SUPPLIED ENTRIES:

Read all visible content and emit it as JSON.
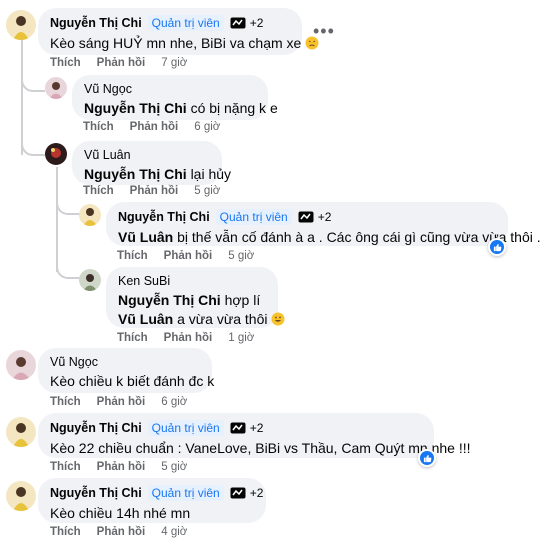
{
  "labels": {
    "like": "Thích",
    "reply": "Phản hồi",
    "more": "•••"
  },
  "comments": [
    {
      "name": "Nguyễn Thị Chi",
      "role": "Quản trị viên",
      "badge_count": "+2",
      "text": "Kèo sáng HUỶ mn nhe, BiBi va chạm xe",
      "emoji": "persevering-face",
      "time": "7 giờ"
    },
    {
      "name": "Vũ Ngọc",
      "tag": "Nguyễn Thị Chi",
      "text": "có bị nặng k e",
      "time": "6 giờ"
    },
    {
      "name": "Vũ Luân",
      "tag": "Nguyễn Thị Chi",
      "text": "lại hủy",
      "time": "5 giờ"
    },
    {
      "name": "Nguyễn Thị Chi",
      "role": "Quản trị viên",
      "badge_count": "+2",
      "tag": "Vũ Luân",
      "text": "bị thế vẫn cố đánh à a . Các ông cái gì cũng vừa vừa thôi .",
      "reaction": "like-reaction",
      "time": "5 giờ"
    },
    {
      "name": "Ken SuBi",
      "line1_tag": "Nguyễn Thị Chi",
      "line1_text": "hợp lí",
      "line2_tag": "Vũ Luân",
      "line2_text": "a vừa vừa thôi",
      "emoji": "grinning-face",
      "time": "1 giờ"
    },
    {
      "name": "Vũ Ngọc",
      "text": "Kèo chiều k biết đánh đc k",
      "time": "6 giờ"
    },
    {
      "name": "Nguyễn Thị Chi",
      "role": "Quản trị viên",
      "badge_count": "+2",
      "text": "Kèo 22 chiều chuẩn : VaneLove, BiBi vs Thầu, Cam Quýt mn nhe !!!",
      "reaction": "like-reaction",
      "time": "5 giờ"
    },
    {
      "name": "Nguyễn Thị Chi",
      "role": "Quản trị viên",
      "badge_count": "+2",
      "text": "Kèo chiều 14h nhé mn",
      "time": "4 giờ"
    }
  ],
  "colors": {
    "bubble": "#f0f2f5",
    "accent": "#1877f2",
    "muted": "#65676b",
    "thread": "#ced0d4"
  }
}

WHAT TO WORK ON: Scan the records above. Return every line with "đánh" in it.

PROBLEM SOLUTION:
      "text": "bị thế vẫn cố đánh à a . Các ông cái gì cũng vừa vừa thôi .",
      "text": "Kèo chiều k biết đánh đc k",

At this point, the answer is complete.